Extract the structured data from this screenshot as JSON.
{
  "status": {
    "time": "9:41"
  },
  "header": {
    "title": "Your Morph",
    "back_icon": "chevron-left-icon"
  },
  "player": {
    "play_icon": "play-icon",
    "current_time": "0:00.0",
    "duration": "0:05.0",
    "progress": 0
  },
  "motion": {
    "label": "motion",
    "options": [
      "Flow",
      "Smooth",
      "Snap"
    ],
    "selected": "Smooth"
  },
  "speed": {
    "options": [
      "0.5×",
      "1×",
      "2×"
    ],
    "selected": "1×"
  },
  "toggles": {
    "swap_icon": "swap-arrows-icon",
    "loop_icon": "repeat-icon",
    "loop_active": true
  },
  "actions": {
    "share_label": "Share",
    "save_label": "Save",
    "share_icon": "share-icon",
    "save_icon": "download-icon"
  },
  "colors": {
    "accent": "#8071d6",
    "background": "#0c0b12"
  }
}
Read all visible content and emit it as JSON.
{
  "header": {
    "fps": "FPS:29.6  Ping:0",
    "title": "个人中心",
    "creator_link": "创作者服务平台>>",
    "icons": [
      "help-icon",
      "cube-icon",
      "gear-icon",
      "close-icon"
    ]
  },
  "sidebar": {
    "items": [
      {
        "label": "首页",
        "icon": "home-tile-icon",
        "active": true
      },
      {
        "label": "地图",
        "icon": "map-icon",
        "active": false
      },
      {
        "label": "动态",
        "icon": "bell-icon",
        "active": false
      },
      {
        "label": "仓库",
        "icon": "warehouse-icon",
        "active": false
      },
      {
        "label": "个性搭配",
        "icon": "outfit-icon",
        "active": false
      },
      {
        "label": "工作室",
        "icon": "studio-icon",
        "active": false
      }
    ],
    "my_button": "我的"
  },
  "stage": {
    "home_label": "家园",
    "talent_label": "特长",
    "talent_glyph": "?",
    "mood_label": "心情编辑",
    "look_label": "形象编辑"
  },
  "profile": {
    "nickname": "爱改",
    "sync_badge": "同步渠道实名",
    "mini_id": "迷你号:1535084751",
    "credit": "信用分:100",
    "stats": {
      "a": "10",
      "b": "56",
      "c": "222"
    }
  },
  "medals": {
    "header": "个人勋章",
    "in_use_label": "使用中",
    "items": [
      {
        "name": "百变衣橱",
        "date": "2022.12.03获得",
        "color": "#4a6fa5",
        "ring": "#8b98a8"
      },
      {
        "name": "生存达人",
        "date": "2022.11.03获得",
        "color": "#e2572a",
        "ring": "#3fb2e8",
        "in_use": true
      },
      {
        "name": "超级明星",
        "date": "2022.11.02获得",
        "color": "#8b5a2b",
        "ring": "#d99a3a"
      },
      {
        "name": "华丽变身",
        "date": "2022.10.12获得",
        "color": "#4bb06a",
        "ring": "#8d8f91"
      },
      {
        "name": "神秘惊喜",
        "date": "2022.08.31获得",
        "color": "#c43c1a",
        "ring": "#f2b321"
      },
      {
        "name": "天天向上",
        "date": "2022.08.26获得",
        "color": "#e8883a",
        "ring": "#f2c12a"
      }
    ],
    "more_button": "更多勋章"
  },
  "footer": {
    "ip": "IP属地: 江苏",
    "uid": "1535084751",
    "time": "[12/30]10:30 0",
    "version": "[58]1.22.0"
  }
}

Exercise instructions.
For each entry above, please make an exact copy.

Solution to this exercise.
Extract the structured data from this screenshot as JSON.
{
  "status": {
    "time": "9:41"
  },
  "header": {
    "title": "Your Morph",
    "back_icon": "chevron-left-icon"
  },
  "player": {
    "play_icon": "play-icon",
    "current_time": "0:00.0",
    "duration": "0:05.0",
    "progress": 0
  },
  "motion": {
    "label": "motion",
    "options": [
      "Flow",
      "Smooth",
      "Snap"
    ],
    "selected": "Smooth"
  },
  "speed": {
    "options": [
      "0.5×",
      "1×",
      "2×"
    ],
    "selected": "1×"
  },
  "toggles": {
    "swap_icon": "swap-arrows-icon",
    "loop_icon": "repeat-icon",
    "loop_active": true
  },
  "actions": {
    "share_label": "Share",
    "save_label": "Save",
    "share_icon": "share-icon",
    "save_icon": "download-icon"
  },
  "colors": {
    "accent": "#8071d6",
    "background": "#0c0b12"
  }
}
Read all visible content and emit it as JSON.
{
  "header": {
    "fps": "FPS:29.6  Ping:0",
    "title": "个人中心",
    "creator_link": "创作者服务平台>>",
    "icons": [
      "help-icon",
      "cube-icon",
      "gear-icon",
      "close-icon"
    ]
  },
  "sidebar": {
    "items": [
      {
        "label": "首页",
        "icon": "home-tile-icon",
        "active": true
      },
      {
        "label": "地图",
        "icon": "map-icon",
        "active": false
      },
      {
        "label": "动态",
        "icon": "bell-icon",
        "active": false
      },
      {
        "label": "仓库",
        "icon": "warehouse-icon",
        "active": false
      },
      {
        "label": "个性搭配",
        "icon": "outfit-icon",
        "active": false
      },
      {
        "label": "工作室",
        "icon": "studio-icon",
        "active": false
      }
    ],
    "my_button": "我的"
  },
  "stage": {
    "home_label": "家园",
    "talent_label": "特长",
    "talent_glyph": "?",
    "mood_label": "心情编辑",
    "look_label": "形象编辑"
  },
  "profile": {
    "nickname": "爱改",
    "sync_badge": "同步渠道实名",
    "mini_id": "迷你号:1535084751",
    "credit": "信用分:100",
    "stats": {
      "a": "10",
      "b": "56",
      "c": "222"
    }
  },
  "medals": {
    "header": "个人勋章",
    "in_use_label": "使用中",
    "items": [
      {
        "name": "百变衣橱",
        "date": "2022.12.03获得",
        "color": "#4a6fa5",
        "ring": "#8b98a8"
      },
      {
        "name": "生存达人",
        "date": "2022.11.03获得",
        "color": "#e2572a",
        "ring": "#3fb2e8",
        "in_use": true
      },
      {
        "name": "超级明星",
        "date": "2022.11.02获得",
        "color": "#8b5a2b",
        "ring": "#d99a3a"
      },
      {
        "name": "华丽变身",
        "date": "2022.10.12获得",
        "color": "#4bb06a",
        "ring": "#8d8f91"
      },
      {
        "name": "神秘惊喜",
        "date": "2022.08.31获得",
        "color": "#c43c1a",
        "ring": "#f2b321"
      },
      {
        "name": "天天向上",
        "date": "2022.08.26获得",
        "color": "#e8883a",
        "ring": "#f2c12a"
      }
    ],
    "more_button": "更多勋章"
  },
  "footer": {
    "ip": "IP属地: 江苏",
    "uid": "1535084751",
    "time": "[12/30]10:30 0",
    "version": "[58]1.22.0"
  }
}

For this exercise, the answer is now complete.